            I am not certain you understand that.

  3. Harriet Sherwood surely knows that the fence was built to protect Israelis from terrorist attacks which claimed many lives.

    Her failure to acknowledge this is deliberate of course, and intended to convey the impression of the Israelis as aggressors. She is a malicious bigoted woman.

      • Some of the Israelian Arabs consider themselves as Palestinians but prefere to live on the Israelian side of the fence, instead of sharing the fate and life of their brethren.
        A bit opportunistic, just like you, isn`t it?

        • Fritz, please answer the question: if the Wall was built for security purposes, why do settlers live on the West Bank side of the Wall?

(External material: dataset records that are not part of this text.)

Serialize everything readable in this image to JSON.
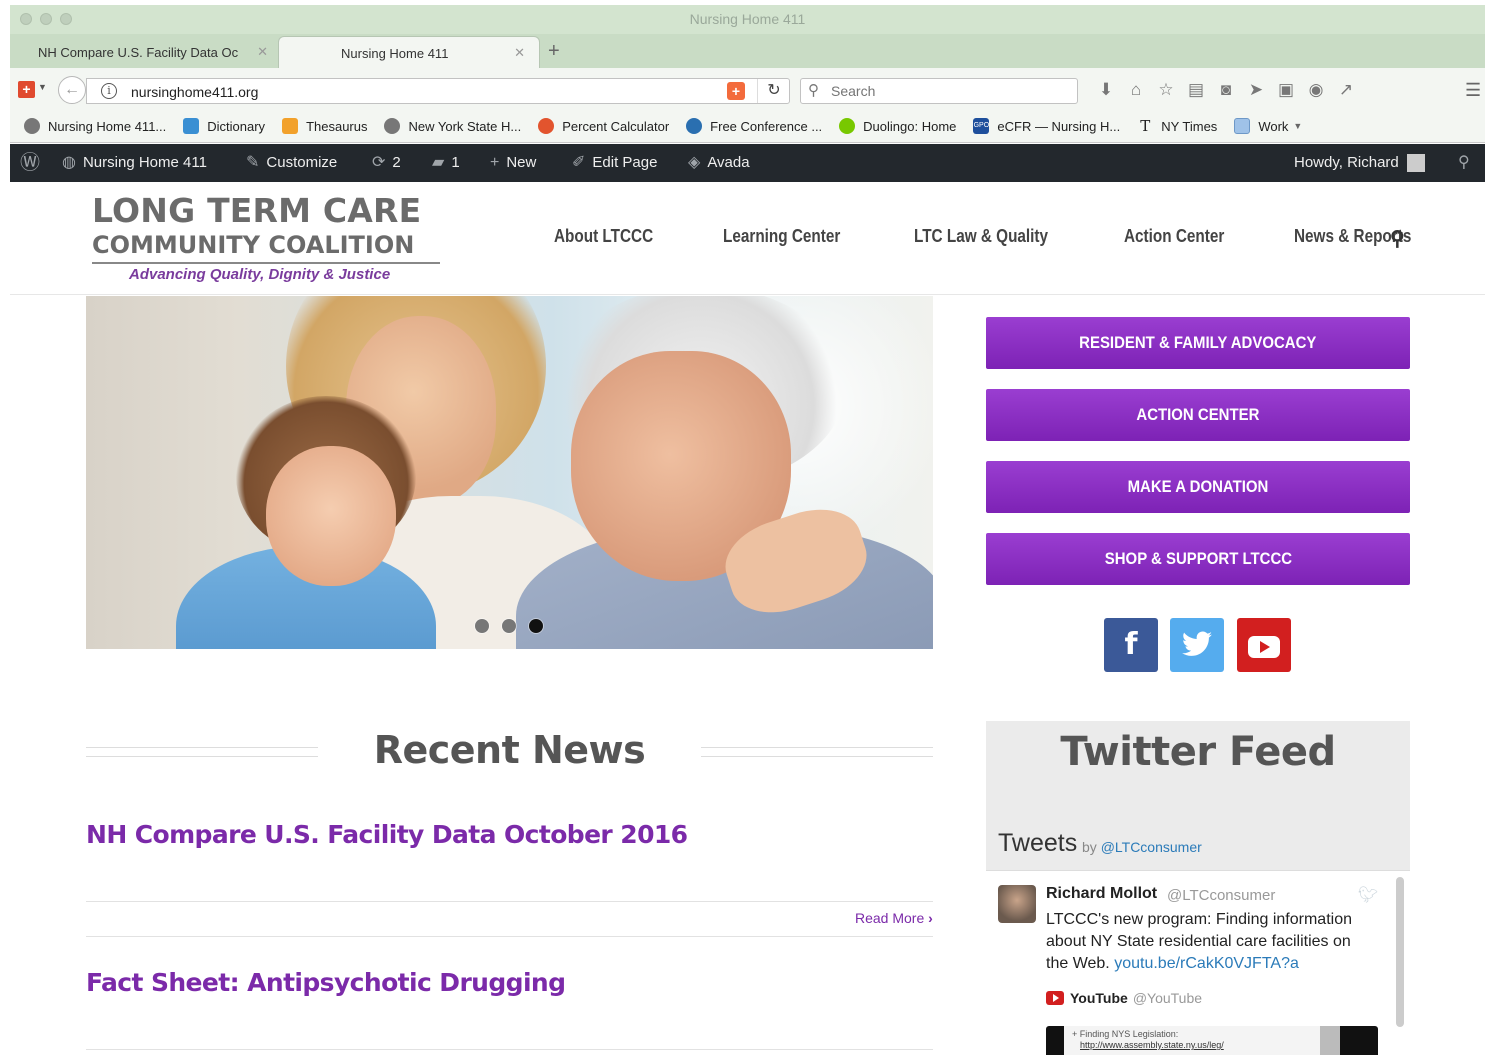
{
  "browser": {
    "window_title": "Nursing Home 411",
    "tabs": [
      {
        "label": "NH Compare U.S. Facility Data Oc",
        "active": false
      },
      {
        "label": "Nursing Home 411",
        "active": true
      }
    ],
    "url": "nursinghome411.org",
    "search_placeholder": "Search",
    "bookmarks": [
      {
        "label": "Nursing Home 411...",
        "icon": "globe-icon"
      },
      {
        "label": "Dictionary",
        "icon": "dictionary-icon"
      },
      {
        "label": "Thesaurus",
        "icon": "thesaurus-icon"
      },
      {
        "label": "New York State H...",
        "icon": "globe-icon"
      },
      {
        "label": "Percent Calculator",
        "icon": "calculator-icon"
      },
      {
        "label": "Free Conference ...",
        "icon": "conference-icon"
      },
      {
        "label": "Duolingo: Home",
        "icon": "duolingo-icon"
      },
      {
        "label": "eCFR — Nursing H...",
        "icon": "gpo-icon"
      },
      {
        "label": "NY Times",
        "icon": "nytimes-icon"
      },
      {
        "label": "Work",
        "icon": "folder-icon"
      }
    ]
  },
  "admin_bar": {
    "site": "Nursing Home 411",
    "customize": "Customize",
    "updates": "2",
    "comments": "1",
    "new": "New",
    "edit": "Edit Page",
    "theme": "Avada",
    "howdy": "Howdy, Richard"
  },
  "site": {
    "logo_line1": "LONG TERM CARE",
    "logo_line2": "COMMUNITY COALITION",
    "logo_tagline": "Advancing Quality, Dignity & Justice",
    "nav": [
      "About LTCCC",
      "Learning Center",
      "LTC Law & Quality",
      "Action Center",
      "News & Reports"
    ]
  },
  "hero": {
    "slides": 3,
    "active_slide": 3
  },
  "cta_buttons": [
    "RESIDENT & FAMILY ADVOCACY",
    "ACTION CENTER",
    "MAKE A DONATION",
    "SHOP & SUPPORT LTCCC"
  ],
  "social": {
    "facebook": "f"
  },
  "news": {
    "heading": "Recent News",
    "items": [
      {
        "title": "NH Compare U.S. Facility Data October 2016",
        "read_more": "Read More"
      },
      {
        "title": "Fact Sheet: Antipsychotic Drugging"
      }
    ]
  },
  "twitter": {
    "heading": "Twitter Feed",
    "tweets_label": "Tweets",
    "by_label": "by",
    "account": "@LTCconsumer",
    "tweet": {
      "name": "Richard Mollot",
      "handle": "@LTCconsumer",
      "text": "LTCCC's new program: Finding information about NY State residential care facilities on the Web.",
      "link": "youtu.be/rCakK0VJFTA?a",
      "card_name": "YouTube",
      "card_handle": "@YouTube",
      "embed_line1": "+ Finding NYS Legislation:",
      "embed_line2": "http://www.assembly.state.ny.us/leg/"
    }
  },
  "colors": {
    "accent_purple": "#7b2aa9",
    "admin_bar": "#23282d",
    "facebook": "#3b5998",
    "twitter": "#55acee",
    "youtube": "#d21f1f"
  }
}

          • Nat I’m confused.
            You contradict yourself every time.
            On one hand you say the barrier / wall (it’s mainly a fence so not sure why you chose to call it by the smaller part of it) is built beyond the 1949 lines (aka west bank), while on the other you say the west bank side of the fence.
            The barrier is entirely in the west bank so which side is the west bank side?
            South, North, West, East?

            Most Israelis live outside the 1949 lines, while most who live in the WB live on the Israeli side of the barrier.
            The wall only covers the settlement blocks with the larger population.
            The ones the barrier / wall could not protect have other meas of protection.

            These are the facts – which you already know.
            Whether one agrees with this or not is another matter.

            The bigger question is why Abbas, who wants Hebron, does not offer the Jews who reside there full citizenship.
            The answer is very simple.
            He knows full well he couldn’t possibly protect them.

            I don’t hear you moan about that.

            Why is it Nat?
            Do tell. Today!

          • Itsik, Hebron settlers are free to apply for Palestinian citizenship and live there legally.

            They never did.


            I assume that they do not want to lose Israel’s social allowances.

          • Itsik, Israel’s Wall in the West Bank was not built along the ‘Green Line’ between Israel and the West Bank, but partly inside the West bank., This is why its route was declared illegal by the International Court of Justice in 2004.

            You have not answered the question: why are settlers living on the ‘West Bank’ side of the Wall, where it’s supposed to be unsafe?

  4. That banquet hall AVERAGED seven weddings a week i.e., one a day? The only reason that it’s not the Guiness Book of World Records is probably because the Guiness people would come to verify that “fact.”

    • 1. It says TWO banquet halls.
      2. Depending on what exactly is meant, one facility might have more than one room available. I know some places that have three different rooms (of various sizes).
      3. That’s the LEAST of the problems with Sherwood’s reporting.